## Entries provided
------
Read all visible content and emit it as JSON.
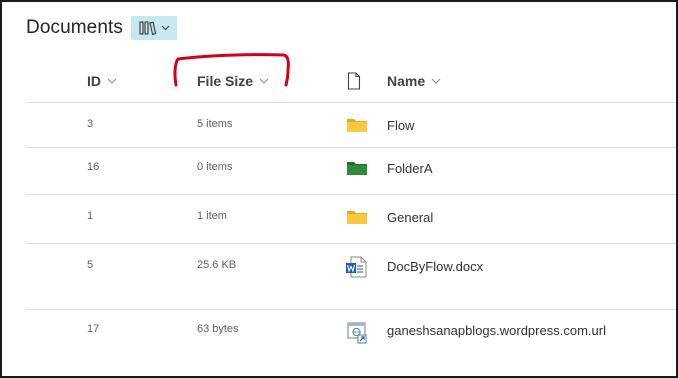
{
  "header": {
    "title": "Documents"
  },
  "columns": {
    "id": "ID",
    "file_size": "File Size",
    "name": "Name"
  },
  "rows": [
    {
      "id": "3",
      "size": "5 items",
      "name": "Flow",
      "type": "folder"
    },
    {
      "id": "16",
      "size": "0 items",
      "name": "FolderA",
      "type": "folder-green"
    },
    {
      "id": "1",
      "size": "1 item",
      "name": "General",
      "type": "folder"
    },
    {
      "id": "5",
      "size": "25.6 KB",
      "name": "DocByFlow.docx",
      "type": "word-doc"
    },
    {
      "id": "17",
      "size": "63 bytes",
      "name": "ganeshsanapblogs.wordpress.com.url",
      "type": "url-link"
    }
  ],
  "icons": {
    "view_switcher": "library-view-icon",
    "sort": "chevron-down-icon",
    "file_type_header": "file-icon"
  },
  "colors": {
    "folder_yellow": "#f5c23e",
    "folder_green": "#2e8b3a",
    "word_blue": "#185abd",
    "annotation_red": "#d0021b",
    "view_switcher_bg": "#c7e8ef"
  }
}
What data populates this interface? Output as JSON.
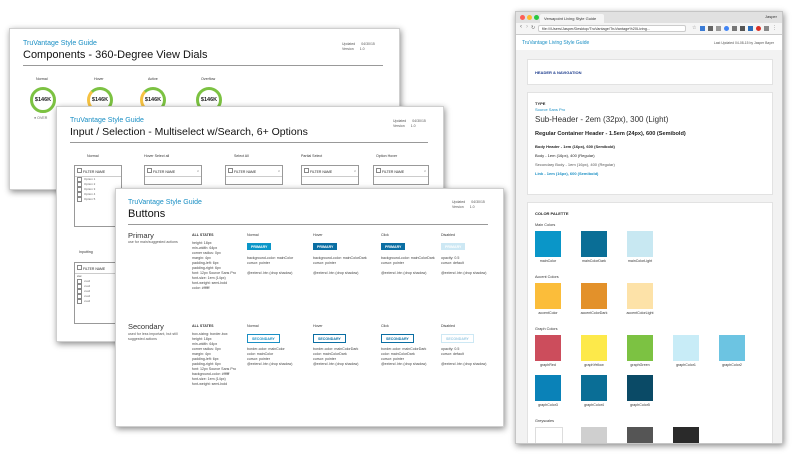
{
  "brand": "TruVantage Style Guide",
  "sheet1": {
    "title": "Components - 360-Degree View Dials",
    "meta_labels": [
      "Updated",
      "Version"
    ],
    "meta_values": [
      "04/30/15",
      "1.0"
    ],
    "columns": [
      "Normal",
      "Hover",
      "Active",
      "Overflow"
    ],
    "dial_values": [
      "$146K",
      "$146K",
      "$146K",
      "$146K"
    ],
    "dial_caption": "OVER"
  },
  "sheet2": {
    "title": "Input / Selection - Multiselect w/Search, 6+ Options",
    "meta_labels": [
      "Updated",
      "Version"
    ],
    "meta_values": [
      "04/30/15",
      "1.0"
    ],
    "columns": [
      "Normal",
      "Hover Select all",
      "Select All",
      "Partial Select",
      "Option Hover"
    ],
    "filter_name": "FILTER NAME",
    "options": [
      "Option 1",
      "Option 2",
      "Option 3",
      "Option 4",
      "Option 5"
    ],
    "inputting_label": "Inputting",
    "input_text": "xxx",
    "input_results": [
      "xxxd",
      "xxxd",
      "xxxd",
      "xxxd",
      "xxxd"
    ]
  },
  "sheet3": {
    "title": "Buttons",
    "meta_labels": [
      "Updated",
      "Version"
    ],
    "meta_values": [
      "04/30/15",
      "1.0"
    ],
    "primary": {
      "name": "Primary",
      "desc": "use for main/suggested actions",
      "all_states_label": "ALL STATES",
      "all_states": [
        "height: 18px",
        "min-width: 64px",
        "corner radius: 0px",
        "margin: 4px",
        "padding-left: 6px",
        "padding-right: 6px",
        "font: 12px Source Sans Pro",
        "font-size: 1em (14px)",
        "font-weight: semi-bold",
        "color: #ffffff"
      ],
      "states": [
        "Normal",
        "Hover",
        "Click",
        "Disabled"
      ],
      "button_label": "PRIMARY",
      "state_notes": [
        [
          "background-color: mainColor",
          "cursor: pointer",
          "",
          "@extend .btn (drop shadow)"
        ],
        [
          "background-color: mainColorDark",
          "cursor: pointer",
          "",
          "@extend .btn (drop shadow)"
        ],
        [
          "background-color: mainColorDark",
          "cursor: pointer",
          "",
          "@extend .btn (drop shadow)"
        ],
        [
          "opacity: 0.5",
          "cursor: default",
          "",
          "@extend .btn (drop shadow)"
        ]
      ]
    },
    "secondary": {
      "name": "Secondary",
      "desc": "used for less important, but still suggested actions",
      "all_states_label": "ALL STATES",
      "all_states": [
        "box-sizing: border-box",
        "height: 18px",
        "min-width: 64px",
        "corner radius: 0px",
        "margin: 4px",
        "padding-left: 6px",
        "padding-right: 6px",
        "font: 12px Source Sans Pro",
        "background-color: #ffffff",
        "font-size: 1em (14px)",
        "font-weight: semi-bold"
      ],
      "states": [
        "Normal",
        "Hover",
        "Click",
        "Disabled"
      ],
      "button_label": "SECONDARY",
      "state_notes": [
        [
          "border-color: mainColor",
          "color: mainColor",
          "cursor: pointer",
          "@extend .btn (drop shadow)"
        ],
        [
          "border-color: mainColorDark",
          "color: mainColorDark",
          "cursor: pointer",
          "@extend .btn (drop shadow)"
        ],
        [
          "border-color: mainColorDark",
          "color: mainColorDark",
          "cursor: pointer",
          "@extend .btn (drop shadow)"
        ],
        [
          "opacity: 0.5",
          "cursor: default",
          "",
          "@extend .btn (drop shadow)"
        ]
      ]
    }
  },
  "browser": {
    "tab_title": "Versapoint Living Style Guide",
    "url": "file:///Users/Jasper/Desktop/TruVantage/TruVantage%20Living...",
    "user": "Jasper",
    "header_brand": "TruVantage Living Style Guide",
    "last_updated": "Last Updated 04-08-15 by Jasper Bayer",
    "nav_heading": "HEADER & NAVIGATION",
    "type": {
      "heading": "TYPE",
      "font_name": "Source Sans Pro",
      "subheader": "Sub-Header - 2em (32px), 300 (Light)",
      "regular_header": "Regular Container Header - 1.5em (24px), 600 (Semibold)",
      "body_header": "Body Header - 1em (16px), 600 (Semibold)",
      "body": "Body - 1em (16px), 400 (Regular)",
      "secondary_body": "Secondary Body - 1em (16px), 400 (Regular)",
      "link": "Link - 1em (16px), 600 (Semibold)"
    },
    "palette": {
      "heading": "COLOR PALETTE",
      "groups": [
        {
          "label": "Main Colors",
          "swatches": [
            {
              "name": "mainColor",
              "color": "#0a96c8"
            },
            {
              "name": "mainColorDark",
              "color": "#0a6e96"
            },
            {
              "name": "mainColorLight",
              "color": "#c8e8f2"
            }
          ]
        },
        {
          "label": "Accent Colors",
          "swatches": [
            {
              "name": "accentColor",
              "color": "#fbbd3a"
            },
            {
              "name": "accentColorDark",
              "color": "#e3912a"
            },
            {
              "name": "accentColorLight",
              "color": "#fde2a8"
            }
          ]
        },
        {
          "label": "Graph Colors",
          "swatches": [
            {
              "name": "graphRed",
              "color": "#cc4d5c"
            },
            {
              "name": "graphYellow",
              "color": "#fde94a"
            },
            {
              "name": "graphGreen",
              "color": "#7cc242"
            },
            {
              "name": "graphColor1",
              "color": "#c8ecf7"
            },
            {
              "name": "graphColor2",
              "color": "#6cc4e2"
            },
            {
              "name": "graphColor3",
              "color": "#0a82b8"
            },
            {
              "name": "graphColor4",
              "color": "#0a6e96"
            },
            {
              "name": "graphColor5",
              "color": "#0a4a66"
            }
          ]
        },
        {
          "label": "Greyscales",
          "swatches": [
            {
              "name": "",
              "color": "#ffffff"
            },
            {
              "name": "",
              "color": "#cfcfcf"
            },
            {
              "name": "",
              "color": "#555555"
            },
            {
              "name": "",
              "color": "#2a2a2a"
            }
          ]
        }
      ]
    }
  }
}
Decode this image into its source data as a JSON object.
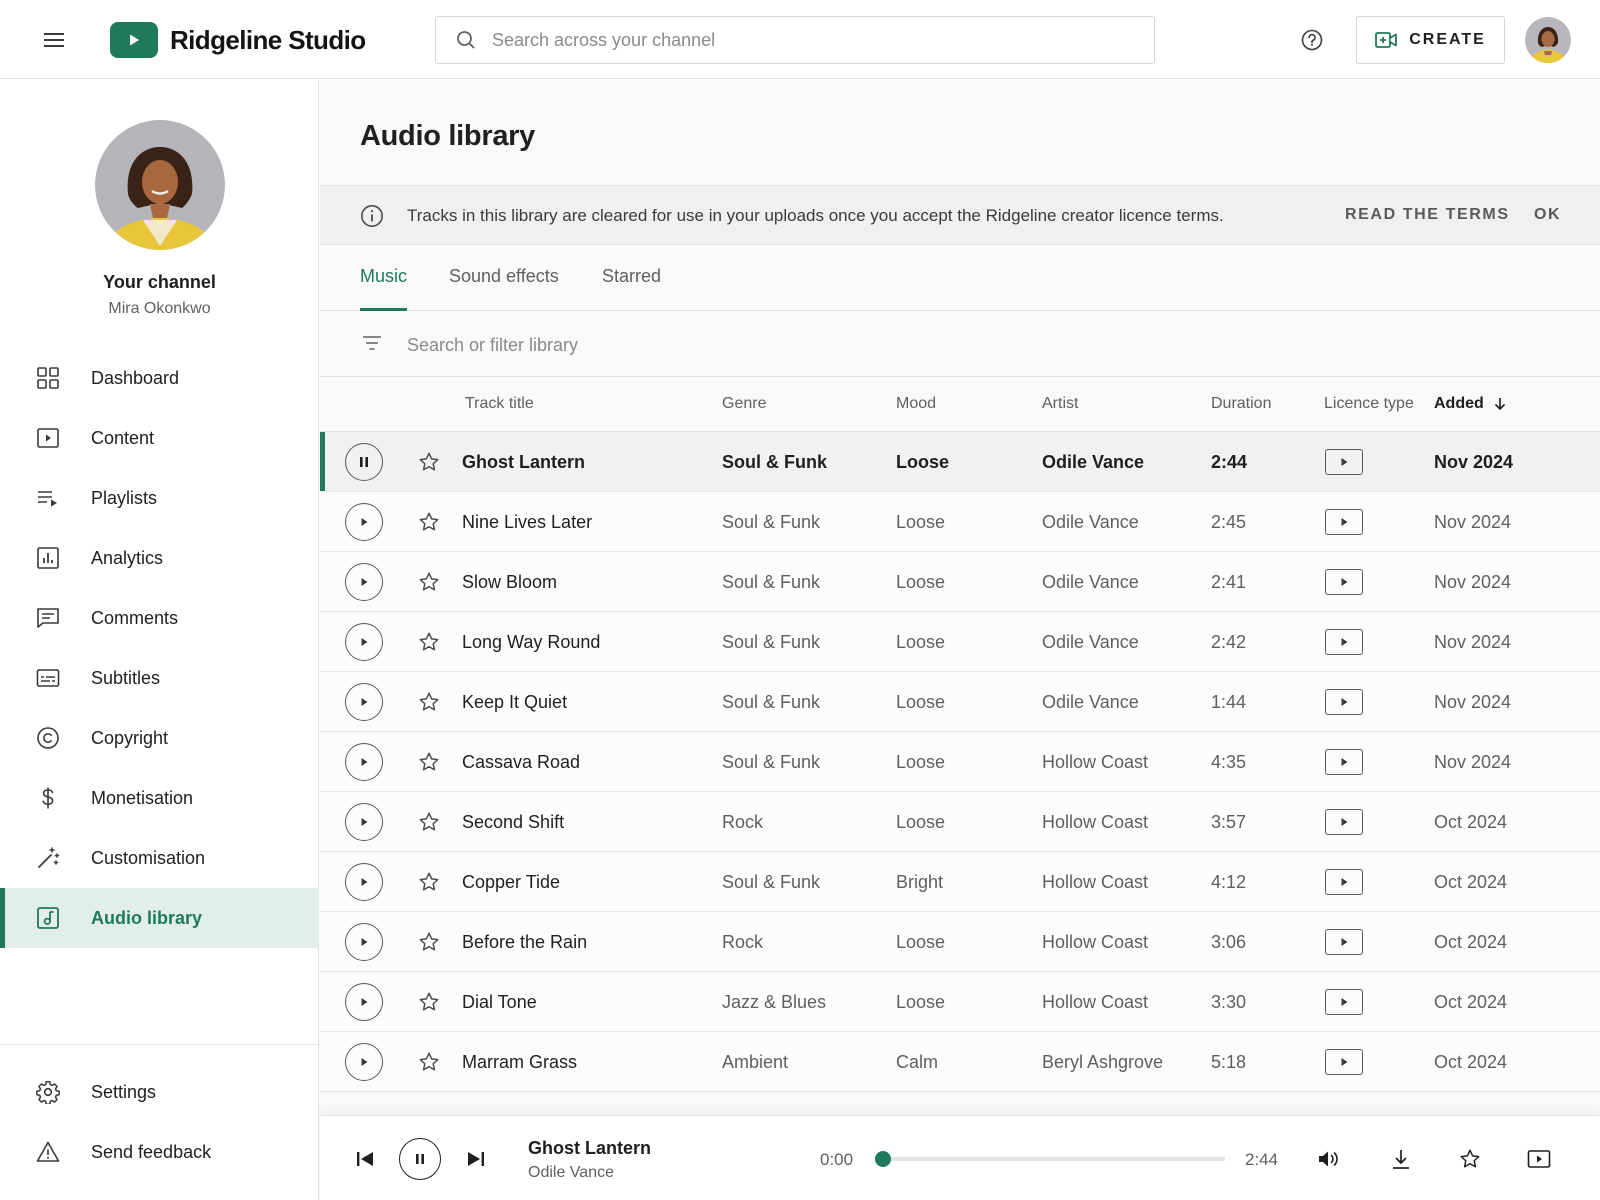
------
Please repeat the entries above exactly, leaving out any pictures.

## Result below
Read all visible content and emit it as JSON.
{
  "header": {
    "title": "Documents"
  },
  "columns": {
    "id": "ID",
    "file_size": "File Size",
    "name": "Name"
  },
  "rows": [
    {
      "id": "3",
      "size": "5 items",
      "name": "Flow",
      "type": "folder"
    },
    {
      "id": "16",
      "size": "0 items",
      "name": "FolderA",
      "type": "folder-green"
    },
    {
      "id": "1",
      "size": "1 item",
      "name": "General",
      "type": "folder"
    },
    {
      "id": "5",
      "size": "25.6 KB",
      "name": "DocByFlow.docx",
      "type": "word-doc"
    },
    {
      "id": "17",
      "size": "63 bytes",
      "name": "ganeshsanapblogs.wordpress.com.url",
      "type": "url-link"
    }
  ],
  "icons": {
    "view_switcher": "library-view-icon",
    "sort": "chevron-down-icon",
    "file_type_header": "file-icon"
  },
  "colors": {
    "folder_yellow": "#f5c23e",
    "folder_green": "#2e8b3a",
    "word_blue": "#185abd",
    "annotation_red": "#d0021b",
    "view_switcher_bg": "#c7e8ef"
  }
}
What data populates this interface? Output as JSON.
{
  "brand": "TruVantage Style Guide",
  "sheet1": {
    "title": "Components - 360-Degree View Dials",
    "meta_labels": [
      "Updated",
      "Version"
    ],
    "meta_values": [
      "04/30/15",
      "1.0"
    ],
    "columns": [
      "Normal",
      "Hover",
      "Active",
      "Overflow"
    ],
    "dial_values": [
      "$146K",
      "$146K",
      "$146K",
      "$146K"
    ],
    "dial_caption": "OVER"
  },
  "sheet2": {
    "title": "Input / Selection - Multiselect w/Search, 6+ Options",
    "meta_labels": [
      "Updated",
      "Version"
    ],
    "meta_values": [
      "04/30/15",
      "1.0"
    ],
    "columns": [
      "Normal",
      "Hover Select all",
      "Select All",
      "Partial Select",
      "Option Hover"
    ],
    "filter_name": "FILTER NAME",
    "options": [
      "Option 1",
      "Option 2",
      "Option 3",
      "Option 4",
      "Option 5"
    ],
    "inputting_label": "Inputting",
    "input_text": "xxx",
    "input_results": [
      "xxxd",
      "xxxd",
      "xxxd",
      "xxxd",
      "xxxd"
    ]
  },
  "sheet3": {
    "title": "Buttons",
    "meta_labels": [
      "Updated",
      "Version"
    ],
    "meta_values": [
      "04/30/15",
      "1.0"
    ],
    "primary": {
      "name": "Primary",
      "desc": "use for main/suggested actions",
      "all_states_label": "ALL STATES",
      "all_states": [
        "height: 18px",
        "min-width: 64px",
        "corner radius: 0px",
        "margin: 4px",
        "padding-left: 6px",
        "padding-right: 6px",
        "font: 12px Source Sans Pro",
        "font-size: 1em (14px)",
        "font-weight: semi-bold",
        "color: #ffffff"
      ],
      "states": [
        "Normal",
        "Hover",
        "Click",
        "Disabled"
      ],
      "button_label": "PRIMARY",
      "state_notes": [
        [
          "background-color: mainColor",
          "cursor: pointer",
          "",
          "@extend .btn (drop shadow)"
        ],
        [
          "background-color: mainColorDark",
          "cursor: pointer",
          "",
          "@extend .btn (drop shadow)"
        ],
        [
          "background-color: mainColorDark",
          "cursor: pointer",
          "",
          "@extend .btn (drop shadow)"
        ],
        [
          "opacity: 0.5",
          "cursor: default",
          "",
          "@extend .btn (drop shadow)"
        ]
      ]
    },
    "secondary": {
      "name": "Secondary",
      "desc": "used for less important, but still suggested actions",
      "all_states_label": "ALL STATES",
      "all_states": [
        "box-sizing: border-box",
        "height: 18px",
        "min-width: 64px",
        "corner radius: 0px",
        "margin: 4px",
        "padding-left: 6px",
        "padding-right: 6px",
        "font: 12px Source Sans Pro",
        "background-color: #ffffff",
        "font-size: 1em (14px)",
        "font-weight: semi-bold"
      ],
      "states": [
        "Normal",
        "Hover",
        "Click",
        "Disabled"
      ],
      "button_label": "SECONDARY",
      "state_notes": [
        [
          "border-color: mainColor",
          "color: mainColor",
          "cursor: pointer",
          "@extend .btn (drop shadow)"
        ],
        [
          "border-color: mainColorDark",
          "color: mainColorDark",
          "cursor: pointer",
          "@extend .btn (drop shadow)"
        ],
        [
          "border-color: mainColorDark",
          "color: mainColorDark",
          "cursor: pointer",
          "@extend .btn (drop shadow)"
        ],
        [
          "opacity: 0.5",
          "cursor: default",
          "",
          "@extend .btn (drop shadow)"
        ]
      ]
    }
  },
  "browser": {
    "tab_title": "Versapoint Living Style Guide",
    "url": "file:///Users/Jasper/Desktop/TruVantage/TruVantage%20Living...",
    "user": "Jasper",
    "header_brand": "TruVantage Living Style Guide",
    "last_updated": "Last Updated 04-08-15 by Jasper Bayer",
    "nav_heading": "HEADER & NAVIGATION",
    "type": {
      "heading": "TYPE",
      "font_name": "Source Sans Pro",
      "subheader": "Sub-Header - 2em (32px), 300 (Light)",
      "regular_header": "Regular Container Header - 1.5em (24px), 600 (Semibold)",
      "body_header": "Body Header - 1em (16px), 600 (Semibold)",
      "body": "Body - 1em (16px), 400 (Regular)",
      "secondary_body": "Secondary Body - 1em (16px), 400 (Regular)",
      "link": "Link - 1em (16px), 600 (Semibold)"
    },
    "palette": {
      "heading": "COLOR PALETTE",
      "groups": [
        {
          "label": "Main Colors",
          "swatches": [
            {
              "name": "mainColor",
              "color": "#0a96c8"
            },
            {
              "name": "mainColorDark",
              "color": "#0a6e96"
            },
            {
              "name": "mainColorLight",
              "color": "#c8e8f2"
            }
          ]
        },
        {
          "label": "Accent Colors",
          "swatches": [
            {
              "name": "accentColor",
              "color": "#fbbd3a"
            },
            {
              "name": "accentColorDark",
              "color": "#e3912a"
            },
            {
              "name": "accentColorLight",
              "color": "#fde2a8"
            }
          ]
        },
        {
          "label": "Graph Colors",
          "swatches": [
            {
              "name": "graphRed",
              "color": "#cc4d5c"
            },
            {
              "name": "graphYellow",
              "color": "#fde94a"
            },
            {
              "name": "graphGreen",
              "color": "#7cc242"
            },
            {
              "name": "graphColor1",
              "color": "#c8ecf7"
            },
            {
              "name": "graphColor2",
              "color": "#6cc4e2"
            },
            {
              "name": "graphColor3",
              "color": "#0a82b8"
            },
            {
              "name": "graphColor4",
              "color": "#0a6e96"
            },
            {
              "name": "graphColor5",
              "color": "#0a4a66"
            }
          ]
        },
        {
          "label": "Greyscales",
          "swatches": [
            {
              "name": "",
              "color": "#ffffff"
            },
            {
              "name": "",
              "color": "#cfcfcf"
            },
            {
              "name": "",
              "color": "#555555"
            },
            {
              "name": "",
              "color": "#2a2a2a"
            }
          ]
        }
      ]
    }
  }
}
Decode this image into its source data as a JSON object.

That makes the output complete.